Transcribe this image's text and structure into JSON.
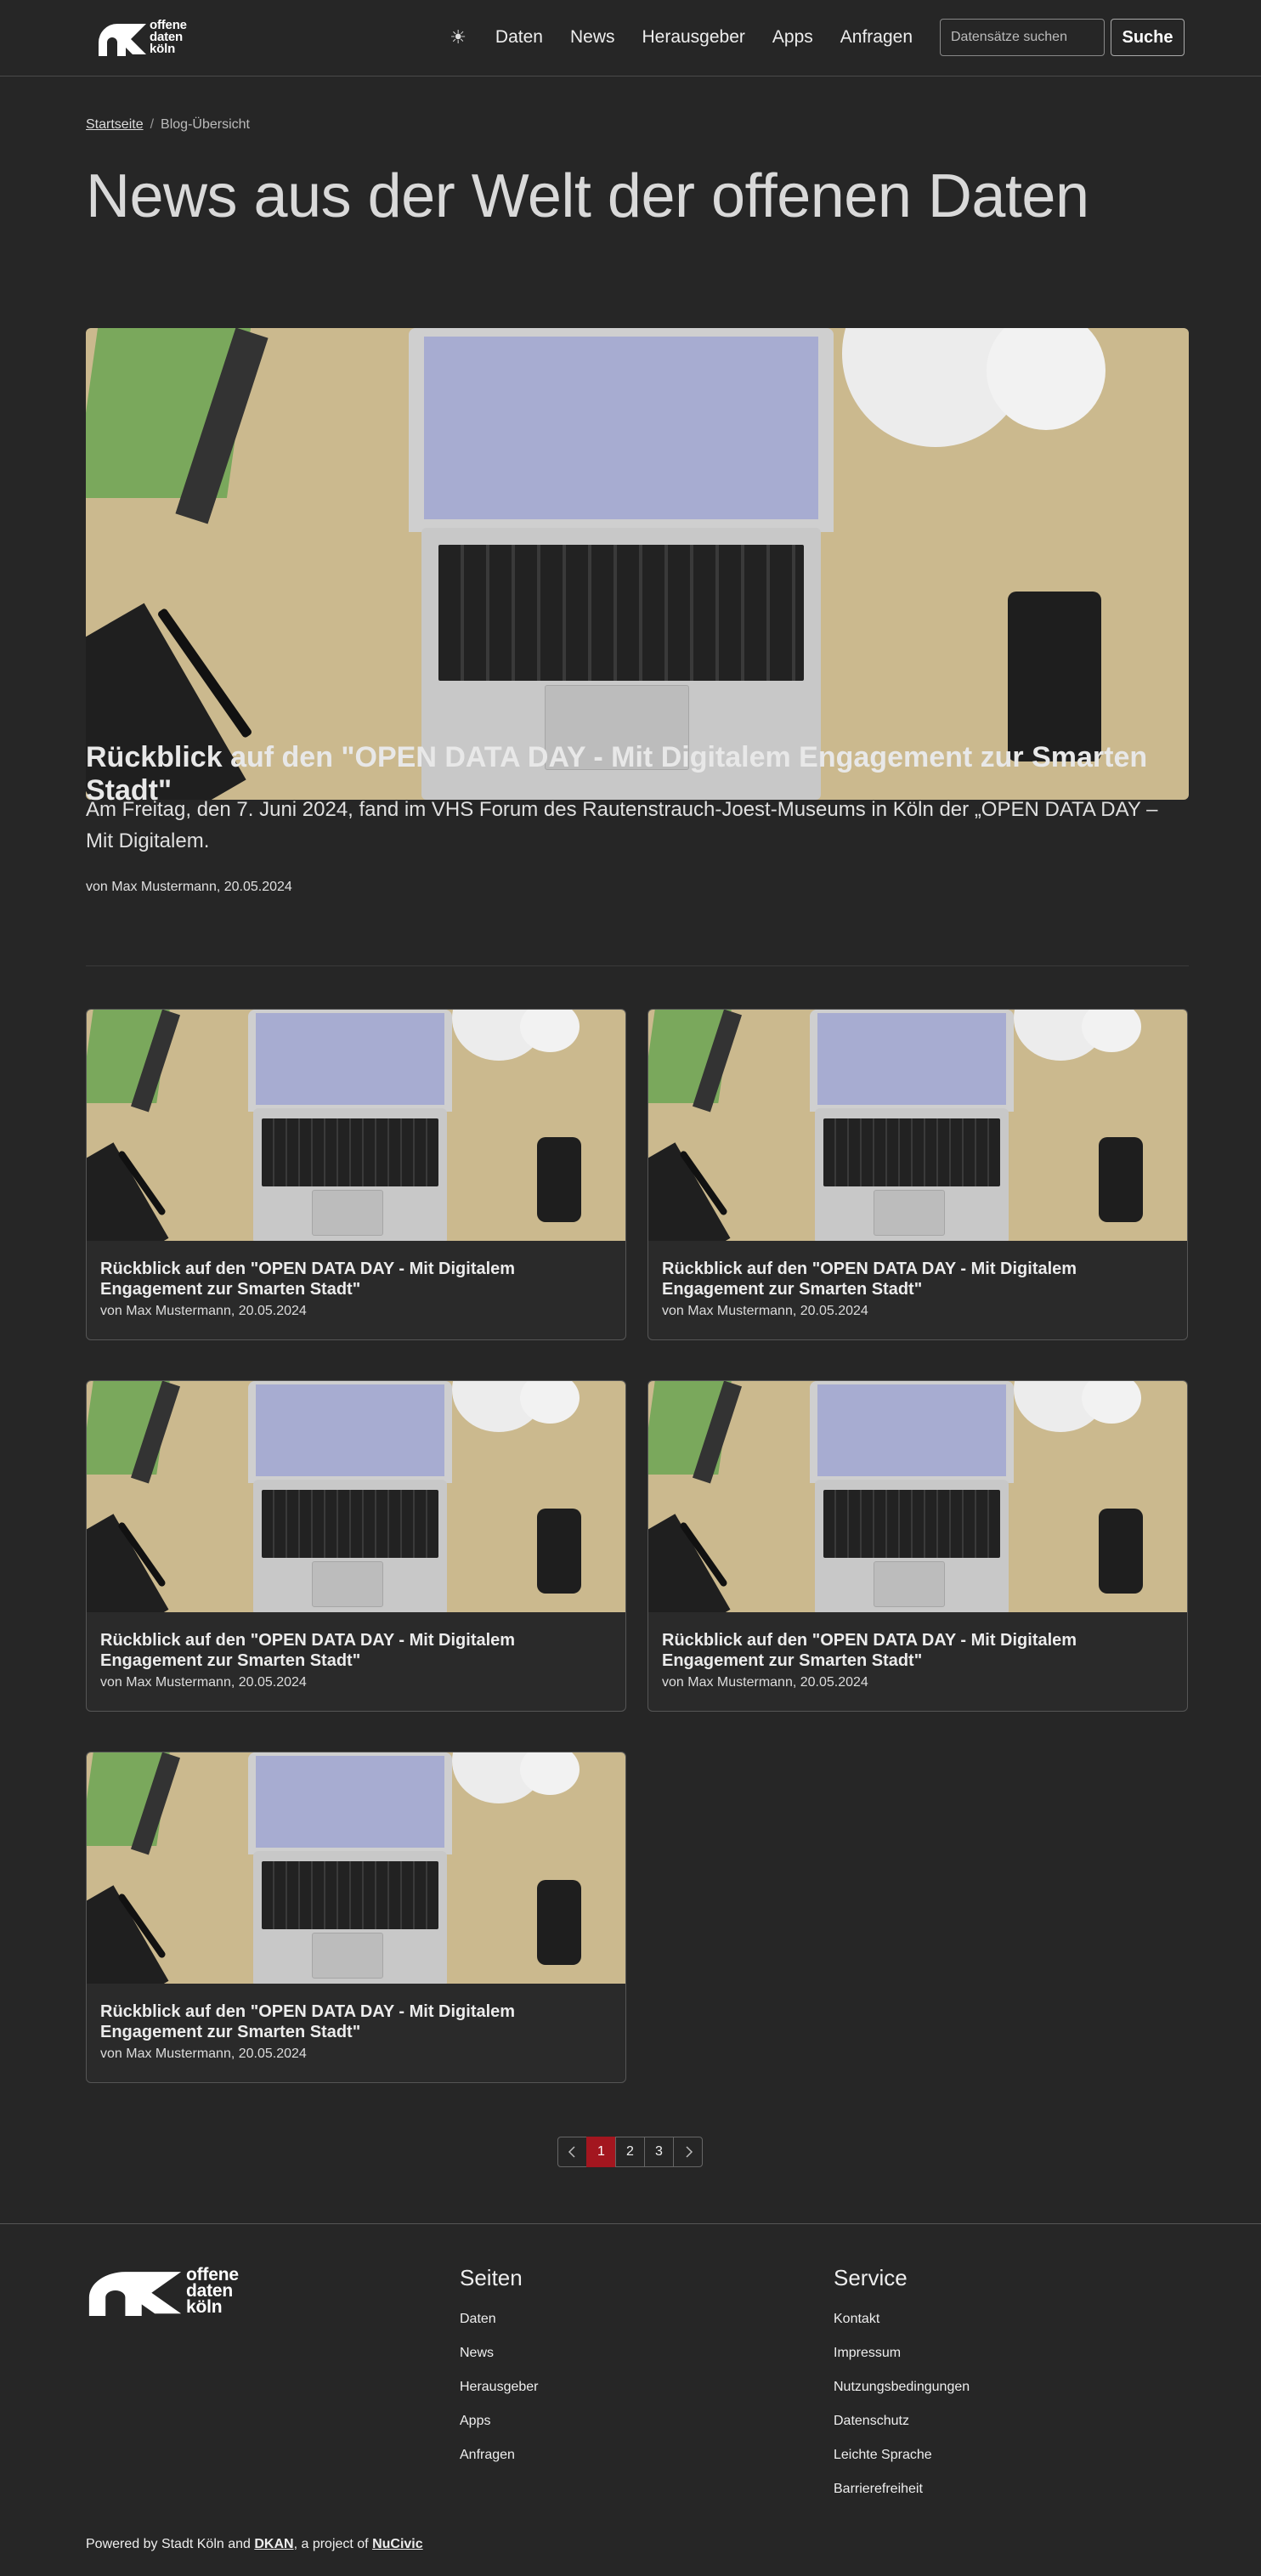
{
  "header": {
    "logo_text": [
      "offene",
      "daten",
      "köln"
    ],
    "theme_icon": "sun-icon",
    "nav": [
      "Daten",
      "News",
      "Herausgeber",
      "Apps",
      "Anfragen"
    ],
    "search_placeholder": "Datensätze suchen",
    "search_button": "Suche"
  },
  "breadcrumb": {
    "home": "Startseite",
    "separator": "/",
    "current": "Blog-Übersicht"
  },
  "page_title": "News aus der Welt der offenen Daten",
  "featured": {
    "title": "Rückblick auf den \"OPEN DATA DAY - Mit Digitalem Engagement zur Smarten Stadt\"",
    "excerpt": "Am Freitag, den 7. Juni 2024, fand im VHS Forum des Rautenstrauch-Joest-Museums in Köln der „OPEN DATA DAY – Mit Digitalem.",
    "meta": "von Max Mustermann, 20.05.2024"
  },
  "cards": [
    {
      "title": "Rückblick auf den \"OPEN DATA DAY - Mit Digitalem Engagement zur Smarten Stadt\"",
      "meta": "von Max Mustermann, 20.05.2024"
    },
    {
      "title": "Rückblick auf den \"OPEN DATA DAY - Mit Digitalem Engagement zur Smarten Stadt\"",
      "meta": "von Max Mustermann, 20.05.2024"
    },
    {
      "title": "Rückblick auf den \"OPEN DATA DAY - Mit Digitalem Engagement zur Smarten Stadt\"",
      "meta": "von Max Mustermann, 20.05.2024"
    },
    {
      "title": "Rückblick auf den \"OPEN DATA DAY - Mit Digitalem Engagement zur Smarten Stadt\"",
      "meta": "von Max Mustermann, 20.05.2024"
    },
    {
      "title": "Rückblick auf den \"OPEN DATA DAY - Mit Digitalem Engagement zur Smarten Stadt\"",
      "meta": "von Max Mustermann, 20.05.2024"
    }
  ],
  "pagination": {
    "prev_icon": "chevron-left-icon",
    "pages": [
      "1",
      "2",
      "3"
    ],
    "current": "1",
    "next_icon": "chevron-right-icon"
  },
  "footer": {
    "logo_text": [
      "offene",
      "daten",
      "köln"
    ],
    "pages_heading": "Seiten",
    "pages_links": [
      "Daten",
      "News",
      "Herausgeber",
      "Apps",
      "Anfragen"
    ],
    "service_heading": "Service",
    "service_links": [
      "Kontakt",
      "Impressum",
      "Nutzungsbedingungen",
      "Datenschutz",
      "Leichte Sprache",
      "Barrierefreiheit"
    ],
    "powered_prefix": "Powered by Stadt Köln and ",
    "powered_dkan": "DKAN",
    "powered_mid": ", a project of ",
    "powered_nucivic": "NuCivic"
  },
  "colors": {
    "background": "#262626",
    "accent": "#a3161f",
    "text": "#e6e6e6"
  }
}
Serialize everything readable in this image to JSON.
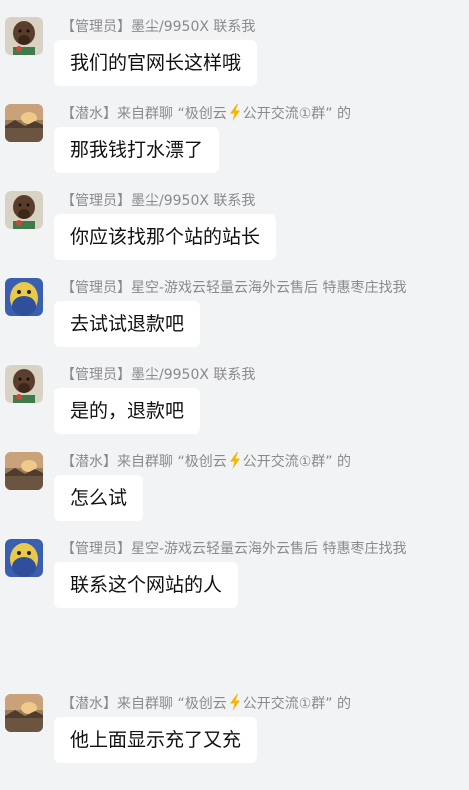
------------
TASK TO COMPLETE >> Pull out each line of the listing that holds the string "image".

ANSWER TO THIS PROBLEM >>
Transcribe this image's text and structure into JSON.
Serialize everything readable in this image to JSON.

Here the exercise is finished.